Whether under Bush or Obama the U.S. appears determined to destabilize the Bolivarian government of Venezuela. The U.S. political establishment, including these two administrations, regularly provoke the Venezuelan government, make false allegations, and demonstrate their support for the opposition forces in Venezuela irrespective of the strategies and tactics which the opposition pursues. Enough! This must end.
The current clashes in Venezuela between pro-government and anti-government forces should be an internal matter of the Venezuelan people. The U.S. political establishment, including but not limited to the Obama administration, insists on caricaturing the administration of Venezuelan President Nicolas Maduro, portraying it as authoritarian.
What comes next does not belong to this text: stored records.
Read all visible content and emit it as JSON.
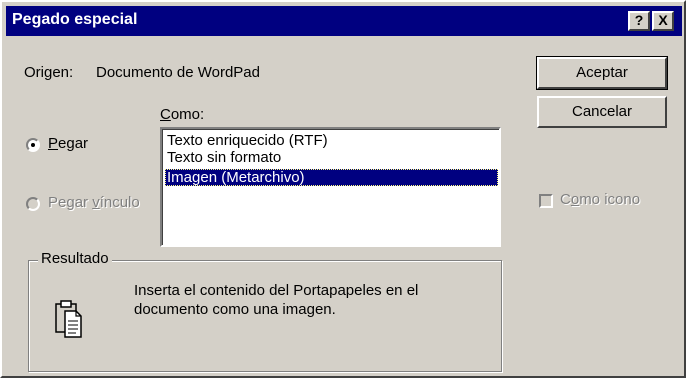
{
  "window": {
    "title": "Pegado especial",
    "help_button": "?",
    "close_button": "X"
  },
  "origin": {
    "label": "Origen:",
    "value": "Documento de WordPad"
  },
  "como": {
    "label": "Como:",
    "items": [
      {
        "label": "Texto enriquecido (RTF)",
        "selected": false
      },
      {
        "label": "Texto sin formato",
        "selected": false
      },
      {
        "label": "Imagen (Metarchivo)",
        "selected": true
      }
    ]
  },
  "options": {
    "paste": {
      "label": "Pegar",
      "checked": true,
      "enabled": true
    },
    "paste_link": {
      "label": "Pegar vínculo",
      "checked": false,
      "enabled": false
    }
  },
  "buttons": {
    "accept": "Aceptar",
    "cancel": "Cancelar"
  },
  "display_as_icon": {
    "label": "Como icono",
    "checked": false,
    "enabled": false
  },
  "result": {
    "label": "Resultado",
    "text_line1": "Inserta el contenido del Portapapeles en el",
    "text_line2": "documento como una imagen.",
    "icon": "clipboard-icon"
  },
  "colors": {
    "face": "#d4d0c8",
    "title_bar": "#000080",
    "selection": "#000080"
  }
}
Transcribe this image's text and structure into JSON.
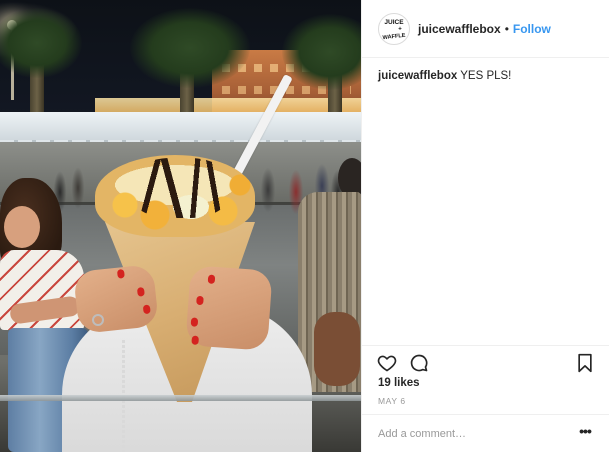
{
  "post": {
    "username": "juicewafflebox",
    "separator": "•",
    "follow_label": "Follow",
    "avatar_logo": [
      "JUICE",
      "+",
      "WAFFLE"
    ],
    "caption_user": "juicewafflebox",
    "caption_text": " YES PLS!",
    "likes": "19 likes",
    "date": "MAY 6",
    "comment_placeholder": "Add a comment…",
    "more_label": "•••"
  },
  "icons": [
    "heart-icon",
    "comment-icon",
    "bookmark-icon",
    "more-options-icon"
  ],
  "colors": {
    "follow_blue": "#3897f0",
    "text_dark": "#262626",
    "text_muted": "#999999",
    "divider": "#efefef",
    "nail_polish": "#d4231f"
  }
}
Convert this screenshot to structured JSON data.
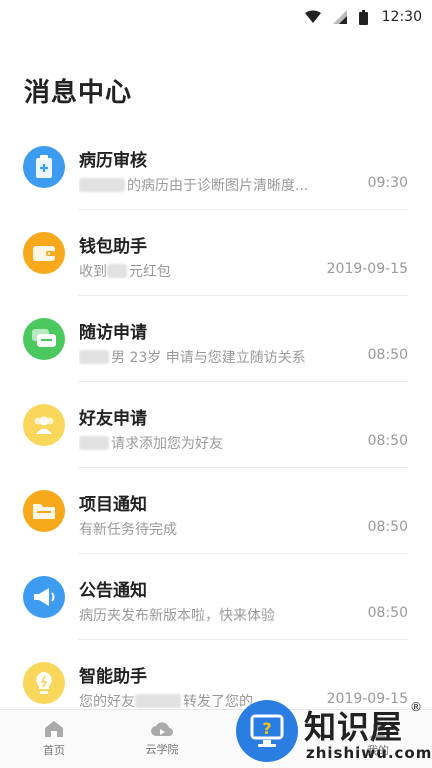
{
  "status_bar": {
    "time": "12:30"
  },
  "page_title": "消息中心",
  "messages": [
    {
      "title": "病历审核",
      "preview": "的病历由于诊断图片清晰度...",
      "time": "09:30",
      "icon": "medical-record-icon",
      "color": "#3d9cf0"
    },
    {
      "title": "钱包助手",
      "preview_prefix": "收到",
      "preview": "元红包",
      "time": "2019-09-15",
      "icon": "wallet-icon",
      "color": "#f7a81b"
    },
    {
      "title": "随访申请",
      "preview": "男 23岁 申请与您建立随访关系",
      "time": "08:50",
      "icon": "chat-bubble-icon",
      "color": "#4cc95e"
    },
    {
      "title": "好友申请",
      "preview": "请求添加您为好友",
      "time": "08:50",
      "icon": "friends-icon",
      "color": "#f9d75a"
    },
    {
      "title": "项目通知",
      "preview": "有新任务待完成",
      "time": "08:50",
      "icon": "folder-icon",
      "color": "#f7a81b"
    },
    {
      "title": "公告通知",
      "preview": "病历夹发布新版本啦，快来体验",
      "time": "08:50",
      "icon": "megaphone-icon",
      "color": "#3d9cf0"
    },
    {
      "title": "智能助手",
      "preview_prefix": "您的好友",
      "preview": "转发了您的",
      "time": "2019-09-15",
      "icon": "lightbulb-icon",
      "color": "#f9d75a"
    }
  ],
  "tabbar": {
    "tabs": [
      {
        "label": "首页",
        "icon": "home-icon"
      },
      {
        "label": "云学院",
        "icon": "cloud-icon"
      },
      {
        "label": "",
        "icon": ""
      },
      {
        "label": "我的",
        "icon": "profile-icon"
      }
    ]
  },
  "watermark": {
    "brand": "知识屋",
    "reg": "®",
    "domain": "zhishiwu.com"
  }
}
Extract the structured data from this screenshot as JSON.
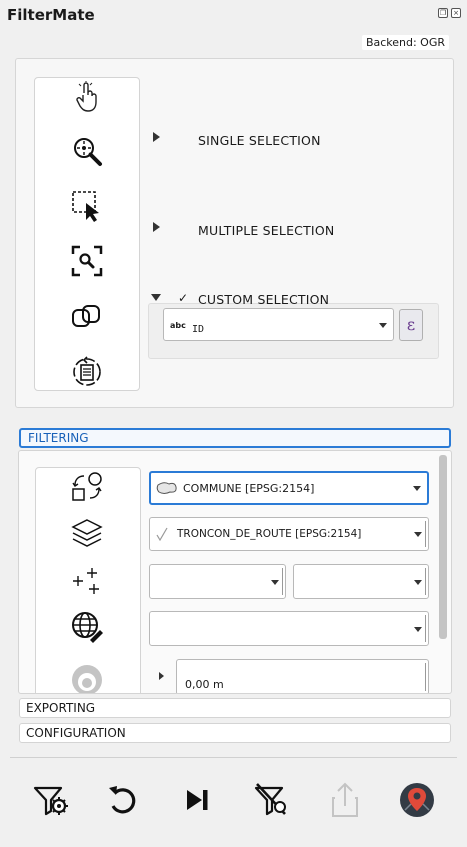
{
  "app": {
    "title": "FilterMate",
    "backend": "Backend: OGR"
  },
  "window_buttons": [
    "restore-icon",
    "close-icon"
  ],
  "selection_panel": {
    "icons": [
      "pointer-hand-icon",
      "zoom-target-icon",
      "select-rect-icon",
      "zoom-extent-icon",
      "identify-icon",
      "sync-refresh-icon"
    ],
    "sections": [
      {
        "label": "SINGLE SELECTION",
        "expanded": false
      },
      {
        "label": "MULTIPLE SELECTION",
        "expanded": false
      },
      {
        "label": "CUSTOM SELECTION",
        "expanded": true,
        "checked": true
      }
    ],
    "custom": {
      "field_type": "abc",
      "field_value": "ID",
      "expression_button": "ε"
    }
  },
  "tabs": {
    "filtering": "FILTERING",
    "exporting": "EXPORTING",
    "configuration": "CONFIGURATION"
  },
  "filtering": {
    "icons": [
      "layer-transform-icon",
      "layers-stack-icon",
      "add-points-icon",
      "globe-edit-icon",
      "buffer-circle-icon"
    ],
    "source_layer": "COMMUNE [EPSG:2154]",
    "target_layer": "TRONCON_DE_ROUTE [EPSG:2154]",
    "predicate_left": "",
    "predicate_right": "",
    "globe_combo": "",
    "buffer_value": "0,00 m"
  },
  "toolbar": [
    "filter-settings-icon",
    "undo-icon",
    "skip-next-icon",
    "unfilter-icon",
    "export-icon",
    "map-pin-icon"
  ],
  "colors": {
    "accent": "#2b7bd6",
    "map_pin": "#e04a3a"
  }
}
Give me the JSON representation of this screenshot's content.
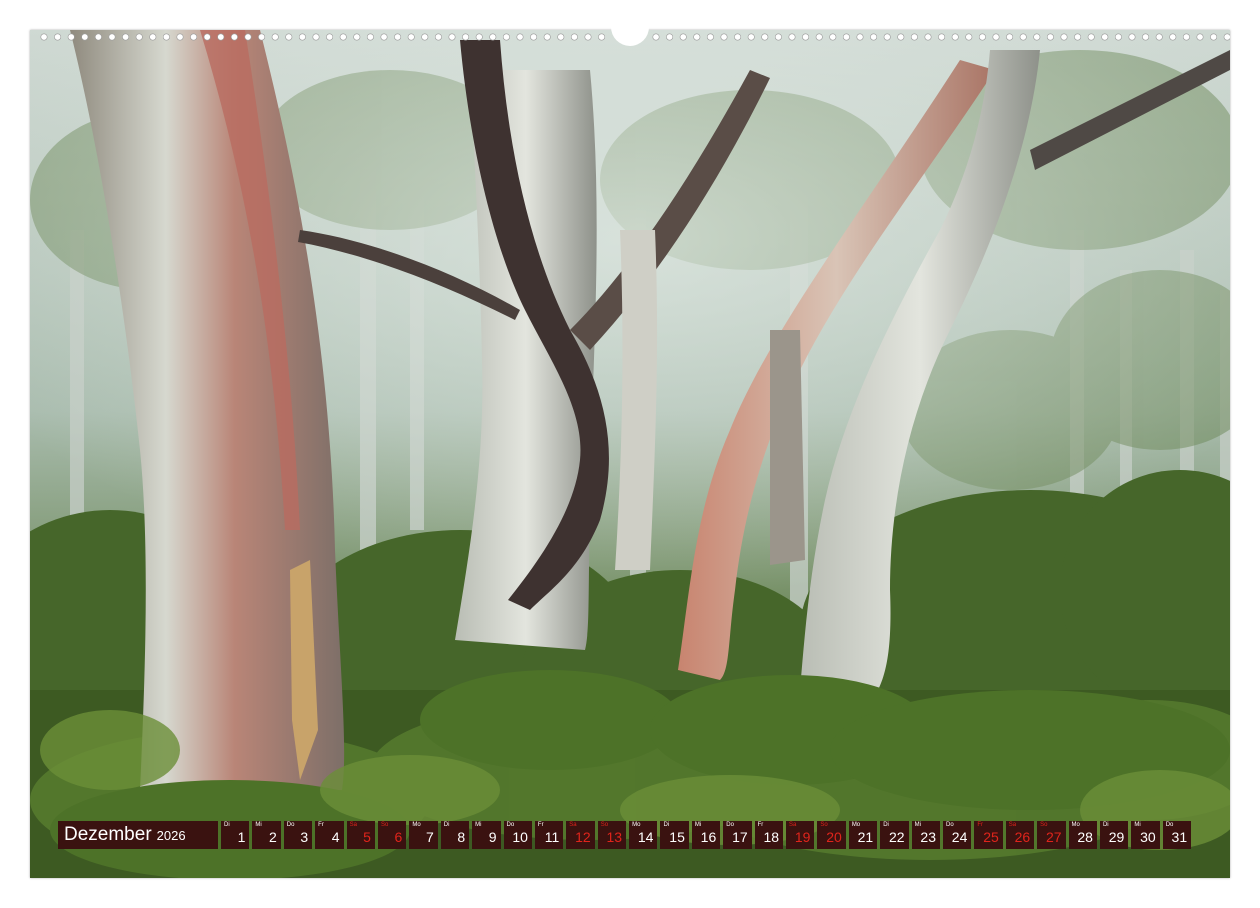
{
  "image": {
    "subject": "misty eucalyptus snow gum forest with green undergrowth",
    "colors": {
      "foliage": "#4e6b2f",
      "mist": "#b8c8c0",
      "bark": "#d9ddd6",
      "bark_red": "#b86a5c"
    }
  },
  "calendar": {
    "month": "Dezember",
    "year": "2026",
    "colors": {
      "box": "#3a1210",
      "text": "#ffffff",
      "weekend": "#e0241b"
    },
    "days": [
      {
        "n": "1",
        "wd": "Di",
        "weekend": false
      },
      {
        "n": "2",
        "wd": "Mi",
        "weekend": false
      },
      {
        "n": "3",
        "wd": "Do",
        "weekend": false
      },
      {
        "n": "4",
        "wd": "Fr",
        "weekend": false
      },
      {
        "n": "5",
        "wd": "Sa",
        "weekend": true
      },
      {
        "n": "6",
        "wd": "So",
        "weekend": true
      },
      {
        "n": "7",
        "wd": "Mo",
        "weekend": false
      },
      {
        "n": "8",
        "wd": "Di",
        "weekend": false
      },
      {
        "n": "9",
        "wd": "Mi",
        "weekend": false
      },
      {
        "n": "10",
        "wd": "Do",
        "weekend": false
      },
      {
        "n": "11",
        "wd": "Fr",
        "weekend": false
      },
      {
        "n": "12",
        "wd": "Sa",
        "weekend": true
      },
      {
        "n": "13",
        "wd": "So",
        "weekend": true
      },
      {
        "n": "14",
        "wd": "Mo",
        "weekend": false
      },
      {
        "n": "15",
        "wd": "Di",
        "weekend": false
      },
      {
        "n": "16",
        "wd": "Mi",
        "weekend": false
      },
      {
        "n": "17",
        "wd": "Do",
        "weekend": false
      },
      {
        "n": "18",
        "wd": "Fr",
        "weekend": false
      },
      {
        "n": "19",
        "wd": "Sa",
        "weekend": true
      },
      {
        "n": "20",
        "wd": "So",
        "weekend": true
      },
      {
        "n": "21",
        "wd": "Mo",
        "weekend": false
      },
      {
        "n": "22",
        "wd": "Di",
        "weekend": false
      },
      {
        "n": "23",
        "wd": "Mi",
        "weekend": false
      },
      {
        "n": "24",
        "wd": "Do",
        "weekend": false
      },
      {
        "n": "25",
        "wd": "Fr",
        "weekend": true
      },
      {
        "n": "26",
        "wd": "Sa",
        "weekend": true
      },
      {
        "n": "27",
        "wd": "So",
        "weekend": true
      },
      {
        "n": "28",
        "wd": "Mo",
        "weekend": false
      },
      {
        "n": "29",
        "wd": "Di",
        "weekend": false
      },
      {
        "n": "30",
        "wd": "Mi",
        "weekend": false
      },
      {
        "n": "31",
        "wd": "Do",
        "weekend": false
      }
    ]
  }
}
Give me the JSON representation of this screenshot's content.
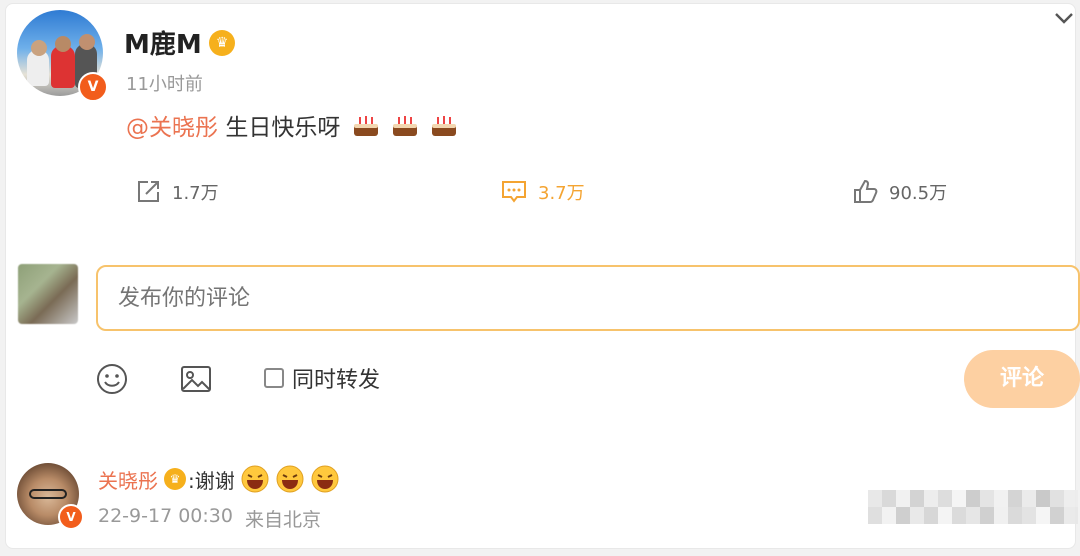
{
  "post": {
    "author": "M鹿M",
    "time": "11小时前",
    "mention": "@关晓彤",
    "text": "生日快乐呀",
    "emoji_count": 3
  },
  "actions": {
    "repost_count": "1.7万",
    "comment_count": "3.7万",
    "like_count": "90.5万"
  },
  "composer": {
    "placeholder": "发布你的评论",
    "repost_checkbox_label": "同时转发",
    "submit_label": "评论"
  },
  "comment": {
    "author": "关晓彤",
    "text": ":谢谢",
    "date": "22-9-17 00:30",
    "location": "来自北京"
  },
  "colors": {
    "accent": "#eb7350",
    "active_action": "#f4a432",
    "input_border": "#f7c36c",
    "submit_disabled": "#fdd0a2",
    "verified_badge": "#f25d1c"
  }
}
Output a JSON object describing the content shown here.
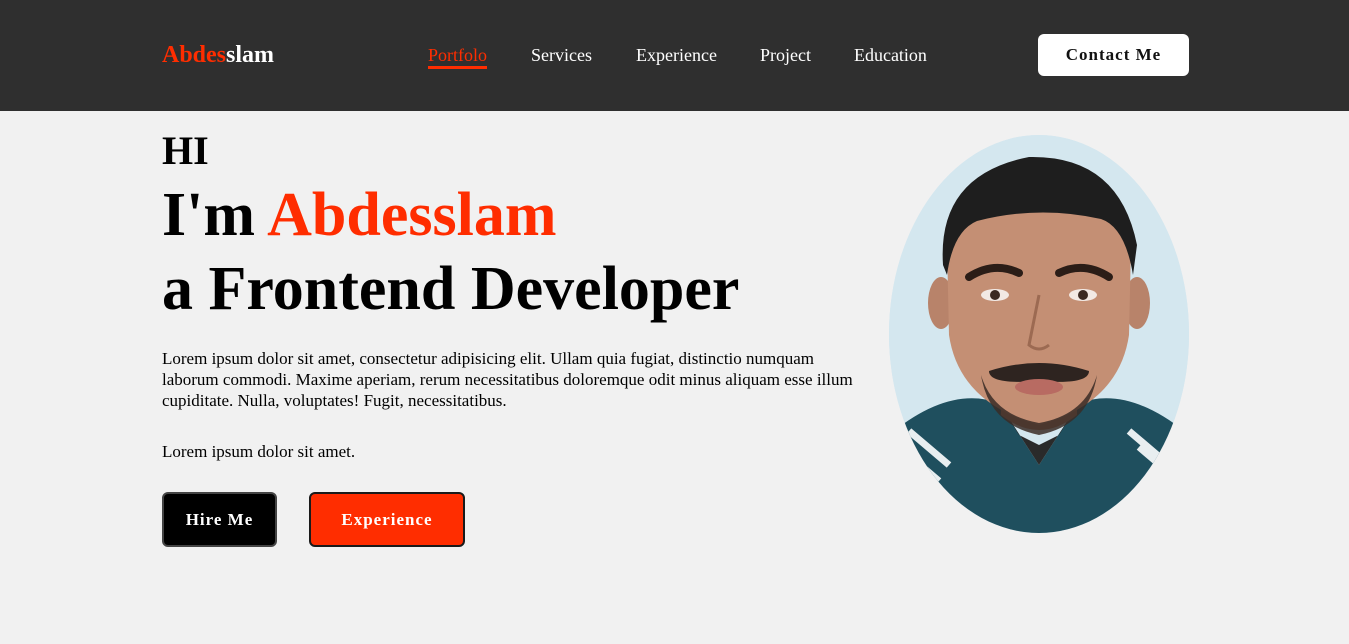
{
  "header": {
    "logo_accent": "Abdes",
    "logo_rest": "slam",
    "nav": [
      {
        "label": "Portfolo"
      },
      {
        "label": "Services"
      },
      {
        "label": "Experience"
      },
      {
        "label": "Project"
      },
      {
        "label": "Education"
      }
    ],
    "contact_label": "Contact Me"
  },
  "hero": {
    "greeting": "HI",
    "intro_prefix": "I'm ",
    "name": "Abdesslam",
    "role": "a Frontend Developer",
    "description": "Lorem ipsum dolor sit amet, consectetur adipisicing elit. Ullam quia fugiat, distinctio numquam laborum commodi. Maxime aperiam, rerum necessitatibus doloremque odit minus aliquam esse illum cupiditate. Nulla, voluptates! Fugit, necessitatibus.",
    "tagline": "Lorem ipsum dolor sit amet.",
    "hire_label": "Hire Me",
    "experience_label": "Experience"
  },
  "colors": {
    "accent": "#ff2d00",
    "header_bg": "#2f2f2f",
    "page_bg": "#f1f1f1"
  }
}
Yet this was a democratically-elected government in a bitterly divided country. The Obama administration should know a bit about bitterly divided countries and about those who insist on the illegitimacy of a democratically elected president.
The Obama administration continues to fish in troubled waters when it comes to Latin America. In 2009, while at first orally opposing the coup in Honduras, the Obama administration undermined all efforts to return the legitimate president to office. With regard to Venezuela, despite the late President Hugo Chavez’s interests in a better relationship between Venezuela and the U.S.A,, the Obama administration has seemed to be more concerned with projecting its aggressive face. Rhetorical provocations, as well as U.S. hostility toward several of Venezuela’s chief allies in the region, have led to Obama successfully seizing defeat from the jaws of victory in Latin America.
This brings us to today. The opposition, once again, seems intent on provoking the Maduro government into an action that will make the opposition appear to be victims. The mainstream U.S. media and political establishment are cooperating in this effort. Despite the fact that the Maduro government has popular support, U.S. politicians are laying the public relations foundation for regime change. All those concerned about peace and justice should simply not let this happen.
The first step is to refuse to be silent. This means that we need to take concrete steps, including writing to the White House and making it clear that we oppose U.S. interference in Venezuela; sending “letters to the editor” to your local media outlets conveying the same point; and getting organizations to which you belong to pass resolutions that are sent to the White House expressing their displeasure with the manner in which this administration is carrying out its relationship with Venezuela. The bottom line is that silence and passivity in the face of U.S. provocations can simply not be options.
Bill Fletcher, Jr. is a racial justice, labor and global justice writer and activist. He is a Senior Scholar with the Institute for Policy Studies and the author of “They’re Bankrupting Us” – And Twenty Other Myths about Unions. Follow him on Facebook and atwww.billfletcherjr.com.